Black-bellied Whistling Duck (Dendrocygna autumnalis)
Photo by Doug Little
Today, I'm starting a new series of posts on guess what? Yep. Ducks. Well, ducks and duck-like birds of the St. Johns River area. I was going to put this all in one post, and then I realized there were far too many good things to cram it all into one post. So, instead, I'm going to divide this up by species. In the next three to four weeks, I will be sharing photos and information on some of the most beautiful and interesting birds to make the St. Johns River basin home for part, if not all of, each year. I hope you will enjoy learning more about the following:
Black-bellied Tree Ducks, Now Known as Black-bellied Whistling Ducks
(There was a reason for the name, you see.)
Wood Duck (Aix sponsa)
Possibly the most beautiful of all the ducks.
Hooded Mergansers (Lophodytes cucullatus)
Wait until you see what this guy can do!
Pied-billed Grebes (Podilymbus podiceps)
Itsy-bitsy, and oh, so cute!
Common Gallinule (Gallinula galeata)
Who says common can't be beautiful?
Purple Gallinule (Porphyrio martinicus)
How about those big, yellow feet?
American Coot (Fulica Americana)
Less flashy, but every bit as cool.
I can't wait to share some of the neat stuff I've found out about these birds. Some of it I knew from personal observation, but a lot of it was new to me, and I hope will make for a very enjoyable series of posts. For instance, from the picture at the top of the page, you can probably guess where tree ducks got their common name, but what about wood ducks? Those truly breathtaking little gems have secrets of their own, you know. Like this:
What the heck is going on with this little guy?
Learn more about baby wood ducks in next week's post.
You might be surprised.
And did you ever realize just how prolific ducks can be?
Mama black-bellied whistling duck is just one example.
Other things we'll discuss as we visit with each species will include which ducks are the most hunted in America? Why? Do coots, also known as mudhens, make good eating? What were whistling ducks once known as? What do common moorhens and common gallinules have in common? What is the range of the purple gallinule? Are coots ducks? What about grebes? And what the heck is a merganser, anyway? Hope you'll join me as we take an in-depth look at the seven species of waterfowl pictured above. It's gonna be fun, I promise! See?

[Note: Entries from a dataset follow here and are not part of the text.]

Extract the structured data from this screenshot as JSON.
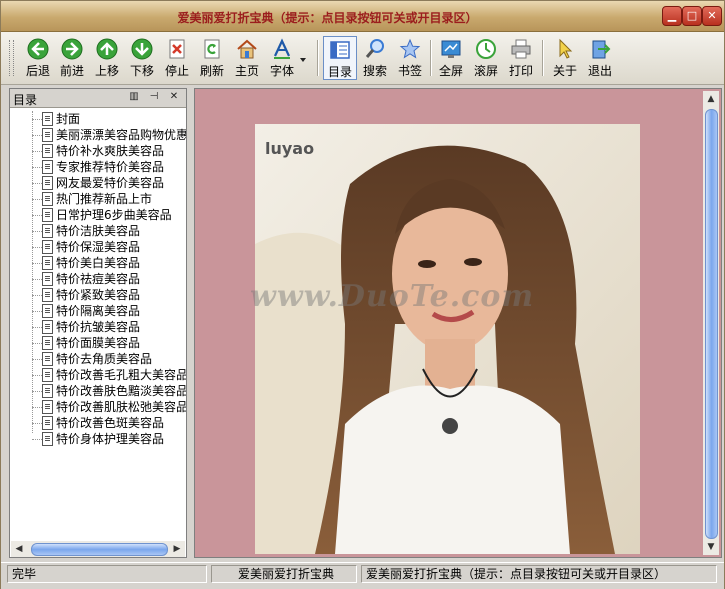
{
  "window": {
    "title": "爱美丽爱打折宝典（提示：点目录按钮可关或开目录区）",
    "controls": [
      "minimize",
      "maximize",
      "close"
    ]
  },
  "toolbar": {
    "buttons": [
      {
        "label": "后退",
        "icon": "back-arrow-icon",
        "color": "#3aa33a"
      },
      {
        "label": "前进",
        "icon": "forward-arrow-icon",
        "color": "#3aa33a"
      },
      {
        "label": "上移",
        "icon": "up-arrow-icon",
        "color": "#3aa33a"
      },
      {
        "label": "下移",
        "icon": "down-arrow-icon",
        "color": "#3aa33a"
      },
      {
        "label": "停止",
        "icon": "stop-icon",
        "color": "#d43a2a"
      },
      {
        "label": "刷新",
        "icon": "refresh-icon",
        "color": "#3aa33a"
      },
      {
        "label": "主页",
        "icon": "home-icon",
        "color": "#e8a33a"
      },
      {
        "label": "字体",
        "icon": "font-icon",
        "color": "#3a7bd4"
      },
      {
        "label": "目录",
        "icon": "contents-icon",
        "color": "#3a6bc4"
      },
      {
        "label": "搜索",
        "icon": "search-icon",
        "color": "#3a7bd4"
      },
      {
        "label": "书签",
        "icon": "bookmark-star-icon",
        "color": "#6a9be4"
      },
      {
        "label": "全屏",
        "icon": "fullscreen-icon",
        "color": "#3a8bd4"
      },
      {
        "label": "滚屏",
        "icon": "autoscroll-icon",
        "color": "#3aa33a"
      },
      {
        "label": "打印",
        "icon": "print-icon",
        "color": "#888888"
      },
      {
        "label": "关于",
        "icon": "about-cursor-icon",
        "color": "#e8c23a"
      },
      {
        "label": "退出",
        "icon": "exit-icon",
        "color": "#3a7bd4"
      }
    ]
  },
  "sidebar": {
    "title": "目录",
    "items": [
      "封面",
      "美丽漂漂美容品购物优惠",
      "特价补水爽肤美容品",
      "专家推荐特价美容品",
      "网友最爱特价美容品",
      "热门推荐新品上市",
      "日常护理6步曲美容品",
      "特价洁肤美容品",
      "特价保湿美容品",
      "特价美白美容品",
      "特价祛痘美容品",
      "特价紧致美容品",
      "特价隔离美容品",
      "特价抗皱美容品",
      "特价面膜美容品",
      "特价去角质美容品",
      "特价改善毛孔粗大美容品",
      "特价改善肤色黯淡美容品",
      "特价改善肌肤松弛美容品",
      "特价改善色斑美容品",
      "特价身体护理美容品"
    ]
  },
  "content": {
    "background": "#c9959a",
    "photo_logo": "luyao",
    "watermark": "www.DuoTe.com"
  },
  "status": {
    "left": "完毕",
    "middle": "爱美丽爱打折宝典",
    "right": "爱美丽爱打折宝典（提示：点目录按钮可关或开目录区）"
  }
}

"Whaddya mean I'm supposed to wait until I have wings? NOW you tell me?"
Until next time, remember what I always say: Look UP now and then!
You never know what might be looking down at you.
And don't forget to book an eco tour aboard the Naiad!
You deserve it!